Your assignment ▸
Give every line below again, exactly as it appears.

Data for review ▸
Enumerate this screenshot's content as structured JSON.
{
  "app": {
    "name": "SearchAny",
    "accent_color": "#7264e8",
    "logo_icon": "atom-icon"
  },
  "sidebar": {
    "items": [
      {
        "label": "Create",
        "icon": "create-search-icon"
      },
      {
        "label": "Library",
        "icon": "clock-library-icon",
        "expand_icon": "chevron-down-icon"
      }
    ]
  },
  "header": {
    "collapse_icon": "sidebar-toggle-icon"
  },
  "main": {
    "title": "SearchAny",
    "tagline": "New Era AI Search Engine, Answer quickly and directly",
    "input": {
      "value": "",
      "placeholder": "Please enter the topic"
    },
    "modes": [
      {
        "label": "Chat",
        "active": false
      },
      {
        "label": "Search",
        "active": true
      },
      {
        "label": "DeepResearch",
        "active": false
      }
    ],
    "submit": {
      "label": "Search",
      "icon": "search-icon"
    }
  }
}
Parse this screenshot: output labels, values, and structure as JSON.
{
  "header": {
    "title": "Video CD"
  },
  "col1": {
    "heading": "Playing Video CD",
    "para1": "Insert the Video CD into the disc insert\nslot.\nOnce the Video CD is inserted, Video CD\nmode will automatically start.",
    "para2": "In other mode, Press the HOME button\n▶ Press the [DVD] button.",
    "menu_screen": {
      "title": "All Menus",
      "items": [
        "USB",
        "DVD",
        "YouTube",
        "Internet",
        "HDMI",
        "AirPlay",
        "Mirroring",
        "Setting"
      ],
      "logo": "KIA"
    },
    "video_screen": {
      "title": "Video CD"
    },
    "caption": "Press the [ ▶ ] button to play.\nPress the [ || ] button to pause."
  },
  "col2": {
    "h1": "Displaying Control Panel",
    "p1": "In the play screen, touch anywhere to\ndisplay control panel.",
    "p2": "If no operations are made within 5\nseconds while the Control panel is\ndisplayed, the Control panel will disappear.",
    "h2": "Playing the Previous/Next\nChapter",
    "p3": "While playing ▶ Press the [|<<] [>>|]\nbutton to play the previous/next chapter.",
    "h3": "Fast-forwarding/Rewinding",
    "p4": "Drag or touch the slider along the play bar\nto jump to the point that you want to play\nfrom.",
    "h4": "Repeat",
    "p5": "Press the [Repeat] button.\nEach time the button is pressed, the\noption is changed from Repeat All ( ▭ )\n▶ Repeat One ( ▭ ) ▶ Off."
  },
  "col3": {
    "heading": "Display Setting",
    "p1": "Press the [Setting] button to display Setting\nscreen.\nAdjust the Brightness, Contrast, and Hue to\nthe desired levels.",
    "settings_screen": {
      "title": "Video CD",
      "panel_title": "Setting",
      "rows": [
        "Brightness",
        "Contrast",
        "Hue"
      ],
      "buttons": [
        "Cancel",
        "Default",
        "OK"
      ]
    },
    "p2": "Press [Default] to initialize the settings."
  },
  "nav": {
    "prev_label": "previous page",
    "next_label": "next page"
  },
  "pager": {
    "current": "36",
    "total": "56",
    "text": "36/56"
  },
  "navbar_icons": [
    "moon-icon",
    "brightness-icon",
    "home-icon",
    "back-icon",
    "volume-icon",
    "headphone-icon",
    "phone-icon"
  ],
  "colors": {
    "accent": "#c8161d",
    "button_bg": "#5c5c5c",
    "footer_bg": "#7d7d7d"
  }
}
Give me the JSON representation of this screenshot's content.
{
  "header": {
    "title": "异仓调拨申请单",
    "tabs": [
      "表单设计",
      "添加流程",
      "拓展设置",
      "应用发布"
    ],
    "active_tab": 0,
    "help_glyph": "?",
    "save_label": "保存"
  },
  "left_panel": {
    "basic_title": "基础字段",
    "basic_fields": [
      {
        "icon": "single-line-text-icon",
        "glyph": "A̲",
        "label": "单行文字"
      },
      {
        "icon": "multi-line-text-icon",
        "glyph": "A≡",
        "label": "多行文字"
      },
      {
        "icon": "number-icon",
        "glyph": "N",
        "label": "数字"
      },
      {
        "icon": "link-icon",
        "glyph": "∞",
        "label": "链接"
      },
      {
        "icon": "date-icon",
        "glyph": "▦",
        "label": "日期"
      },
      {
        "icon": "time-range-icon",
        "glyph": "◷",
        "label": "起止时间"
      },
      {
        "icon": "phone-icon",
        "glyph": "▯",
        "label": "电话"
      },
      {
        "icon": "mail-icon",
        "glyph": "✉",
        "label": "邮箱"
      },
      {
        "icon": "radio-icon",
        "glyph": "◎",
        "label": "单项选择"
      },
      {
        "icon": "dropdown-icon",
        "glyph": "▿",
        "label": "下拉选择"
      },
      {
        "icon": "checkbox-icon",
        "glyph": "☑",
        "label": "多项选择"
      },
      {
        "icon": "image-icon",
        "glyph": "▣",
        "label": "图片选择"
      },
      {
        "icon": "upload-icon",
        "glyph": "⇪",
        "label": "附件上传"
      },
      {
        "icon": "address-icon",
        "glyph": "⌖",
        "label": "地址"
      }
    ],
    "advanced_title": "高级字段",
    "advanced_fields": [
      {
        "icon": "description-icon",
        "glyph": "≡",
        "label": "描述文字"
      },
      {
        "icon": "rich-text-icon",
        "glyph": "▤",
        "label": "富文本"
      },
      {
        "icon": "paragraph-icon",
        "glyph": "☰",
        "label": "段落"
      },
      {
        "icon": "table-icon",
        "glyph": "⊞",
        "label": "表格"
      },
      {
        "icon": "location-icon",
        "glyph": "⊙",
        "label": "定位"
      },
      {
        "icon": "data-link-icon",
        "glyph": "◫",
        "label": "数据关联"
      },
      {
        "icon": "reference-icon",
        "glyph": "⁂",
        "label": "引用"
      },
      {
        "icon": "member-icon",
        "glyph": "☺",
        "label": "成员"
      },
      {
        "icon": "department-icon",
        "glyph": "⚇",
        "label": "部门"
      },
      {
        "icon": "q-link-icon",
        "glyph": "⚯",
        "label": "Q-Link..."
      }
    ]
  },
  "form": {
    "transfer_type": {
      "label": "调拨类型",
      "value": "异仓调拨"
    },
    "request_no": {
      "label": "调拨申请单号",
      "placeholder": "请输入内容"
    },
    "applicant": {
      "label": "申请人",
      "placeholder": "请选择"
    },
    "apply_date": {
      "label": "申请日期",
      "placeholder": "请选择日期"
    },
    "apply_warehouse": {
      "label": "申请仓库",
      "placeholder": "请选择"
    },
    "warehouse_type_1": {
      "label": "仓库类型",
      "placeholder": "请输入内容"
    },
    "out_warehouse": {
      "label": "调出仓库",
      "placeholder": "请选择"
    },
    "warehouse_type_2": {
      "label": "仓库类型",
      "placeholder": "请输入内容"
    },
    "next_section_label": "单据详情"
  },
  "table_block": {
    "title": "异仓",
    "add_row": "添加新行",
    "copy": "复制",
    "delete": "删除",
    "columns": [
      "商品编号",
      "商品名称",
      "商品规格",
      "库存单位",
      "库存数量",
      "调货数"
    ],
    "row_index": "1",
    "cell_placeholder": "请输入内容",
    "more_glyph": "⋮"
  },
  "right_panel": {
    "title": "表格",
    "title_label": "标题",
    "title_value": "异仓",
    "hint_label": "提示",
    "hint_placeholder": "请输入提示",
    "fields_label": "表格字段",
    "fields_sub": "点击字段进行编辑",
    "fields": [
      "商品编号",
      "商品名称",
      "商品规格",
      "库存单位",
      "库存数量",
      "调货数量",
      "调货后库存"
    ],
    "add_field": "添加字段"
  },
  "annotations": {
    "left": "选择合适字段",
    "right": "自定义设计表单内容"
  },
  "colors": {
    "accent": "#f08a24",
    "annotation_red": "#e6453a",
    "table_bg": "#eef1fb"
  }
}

Exercise result ▸
Enumerate this screenshot's content as structured JSON.
{
  "app": {
    "name": "SearchAny",
    "accent_color": "#7264e8",
    "logo_icon": "atom-icon"
  },
  "sidebar": {
    "items": [
      {
        "label": "Create",
        "icon": "create-search-icon"
      },
      {
        "label": "Library",
        "icon": "clock-library-icon",
        "expand_icon": "chevron-down-icon"
      }
    ]
  },
  "header": {
    "collapse_icon": "sidebar-toggle-icon"
  },
  "main": {
    "title": "SearchAny",
    "tagline": "New Era AI Search Engine, Answer quickly and directly",
    "input": {
      "value": "",
      "placeholder": "Please enter the topic"
    },
    "modes": [
      {
        "label": "Chat",
        "active": false
      },
      {
        "label": "Search",
        "active": true
      },
      {
        "label": "DeepResearch",
        "active": false
      }
    ],
    "submit": {
      "label": "Search",
      "icon": "search-icon"
    }
  }
}
Parse this screenshot: output labels, values, and structure as JSON.
{
  "header": {
    "title": "Video CD"
  },
  "col1": {
    "heading": "Playing Video CD",
    "para1": "Insert the Video CD into the disc insert\nslot.\nOnce the Video CD is inserted, Video CD\nmode will automatically start.",
    "para2": "In other mode, Press the HOME button\n▶ Press the [DVD] button.",
    "menu_screen": {
      "title": "All Menus",
      "items": [
        "USB",
        "DVD",
        "YouTube",
        "Internet",
        "HDMI",
        "AirPlay",
        "Mirroring",
        "Setting"
      ],
      "logo": "KIA"
    },
    "video_screen": {
      "title": "Video CD"
    },
    "caption": "Press the [ ▶ ] button to play.\nPress the [ || ] button to pause."
  },
  "col2": {
    "h1": "Displaying Control Panel",
    "p1": "In the play screen, touch anywhere to\ndisplay control panel.",
    "p2": "If no operations are made within 5\nseconds while the Control panel is\ndisplayed, the Control panel will disappear.",
    "h2": "Playing the Previous/Next\nChapter",
    "p3": "While playing ▶ Press the [|<<] [>>|]\nbutton to play the previous/next chapter.",
    "h3": "Fast-forwarding/Rewinding",
    "p4": "Drag or touch the slider along the play bar\nto jump to the point that you want to play\nfrom.",
    "h4": "Repeat",
    "p5": "Press the [Repeat] button.\nEach time the button is pressed, the\noption is changed from Repeat All ( ▭ )\n▶ Repeat One ( ▭ ) ▶ Off."
  },
  "col3": {
    "heading": "Display Setting",
    "p1": "Press the [Setting] button to display Setting\nscreen.\nAdjust the Brightness, Contrast, and Hue to\nthe desired levels.",
    "settings_screen": {
      "title": "Video CD",
      "panel_title": "Setting",
      "rows": [
        "Brightness",
        "Contrast",
        "Hue"
      ],
      "buttons": [
        "Cancel",
        "Default",
        "OK"
      ]
    },
    "p2": "Press [Default] to initialize the settings."
  },
  "nav": {
    "prev_label": "previous page",
    "next_label": "next page"
  },
  "pager": {
    "current": "36",
    "total": "56",
    "text": "36/56"
  },
  "navbar_icons": [
    "moon-icon",
    "brightness-icon",
    "home-icon",
    "back-icon",
    "volume-icon",
    "headphone-icon",
    "phone-icon"
  ],
  "colors": {
    "accent": "#c8161d",
    "button_bg": "#5c5c5c",
    "footer_bg": "#7d7d7d"
  }
}
Give me the JSON representation of this screenshot's content.
{
  "header": {
    "title": "异仓调拨申请单",
    "tabs": [
      "表单设计",
      "添加流程",
      "拓展设置",
      "应用发布"
    ],
    "active_tab": 0,
    "help_glyph": "?",
    "save_label": "保存"
  },
  "left_panel": {
    "basic_title": "基础字段",
    "basic_fields": [
      {
        "icon": "single-line-text-icon",
        "glyph": "A̲",
        "label": "单行文字"
      },
      {
        "icon": "multi-line-text-icon",
        "glyph": "A≡",
        "label": "多行文字"
      },
      {
        "icon": "number-icon",
        "glyph": "N",
        "label": "数字"
      },
      {
        "icon": "link-icon",
        "glyph": "∞",
        "label": "链接"
      },
      {
        "icon": "date-icon",
        "glyph": "▦",
        "label": "日期"
      },
      {
        "icon": "time-range-icon",
        "glyph": "◷",
        "label": "起止时间"
      },
      {
        "icon": "phone-icon",
        "glyph": "▯",
        "label": "电话"
      },
      {
        "icon": "mail-icon",
        "glyph": "✉",
        "label": "邮箱"
      },
      {
        "icon": "radio-icon",
        "glyph": "◎",
        "label": "单项选择"
      },
      {
        "icon": "dropdown-icon",
        "glyph": "▿",
        "label": "下拉选择"
      },
      {
        "icon": "checkbox-icon",
        "glyph": "☑",
        "label": "多项选择"
      },
      {
        "icon": "image-icon",
        "glyph": "▣",
        "label": "图片选择"
      },
      {
        "icon": "upload-icon",
        "glyph": "⇪",
        "label": "附件上传"
      },
      {
        "icon": "address-icon",
        "glyph": "⌖",
        "label": "地址"
      }
    ],
    "advanced_title": "高级字段",
    "advanced_fields": [
      {
        "icon": "description-icon",
        "glyph": "≡",
        "label": "描述文字"
      },
      {
        "icon": "rich-text-icon",
        "glyph": "▤",
        "label": "富文本"
      },
      {
        "icon": "paragraph-icon",
        "glyph": "☰",
        "label": "段落"
      },
      {
        "icon": "table-icon",
        "glyph": "⊞",
        "label": "表格"
      },
      {
        "icon": "location-icon",
        "glyph": "⊙",
        "label": "定位"
      },
      {
        "icon": "data-link-icon",
        "glyph": "◫",
        "label": "数据关联"
      },
      {
        "icon": "reference-icon",
        "glyph": "⁂",
        "label": "引用"
      },
      {
        "icon": "member-icon",
        "glyph": "☺",
        "label": "成员"
      },
      {
        "icon": "department-icon",
        "glyph": "⚇",
        "label": "部门"
      },
      {
        "icon": "q-link-icon",
        "glyph": "⚯",
        "label": "Q-Link..."
      }
    ]
  },
  "form": {
    "transfer_type": {
      "label": "调拨类型",
      "value": "异仓调拨"
    },
    "request_no": {
      "label": "调拨申请单号",
      "placeholder": "请输入内容"
    },
    "applicant": {
      "label": "申请人",
      "placeholder": "请选择"
    },
    "apply_date": {
      "label": "申请日期",
      "placeholder": "请选择日期"
    },
    "apply_warehouse": {
      "label": "申请仓库",
      "placeholder": "请选择"
    },
    "warehouse_type_1": {
      "label": "仓库类型",
      "placeholder": "请输入内容"
    },
    "out_warehouse": {
      "label": "调出仓库",
      "placeholder": "请选择"
    },
    "warehouse_type_2": {
      "label": "仓库类型",
      "placeholder": "请输入内容"
    },
    "next_section_label": "单据详情"
  },
  "table_block": {
    "title": "异仓",
    "add_row": "添加新行",
    "copy": "复制",
    "delete": "删除",
    "columns": [
      "商品编号",
      "商品名称",
      "商品规格",
      "库存单位",
      "库存数量",
      "调货数"
    ],
    "row_index": "1",
    "cell_placeholder": "请输入内容",
    "more_glyph": "⋮"
  },
  "right_panel": {
    "title": "表格",
    "title_label": "标题",
    "title_value": "异仓",
    "hint_label": "提示",
    "hint_placeholder": "请输入提示",
    "fields_label": "表格字段",
    "fields_sub": "点击字段进行编辑",
    "fields": [
      "商品编号",
      "商品名称",
      "商品规格",
      "库存单位",
      "库存数量",
      "调货数量",
      "调货后库存"
    ],
    "add_field": "添加字段"
  },
  "annotations": {
    "left": "选择合适字段",
    "right": "自定义设计表单内容"
  },
  "colors": {
    "accent": "#f08a24",
    "annotation_red": "#e6453a",
    "table_bg": "#eef1fb"
  }
}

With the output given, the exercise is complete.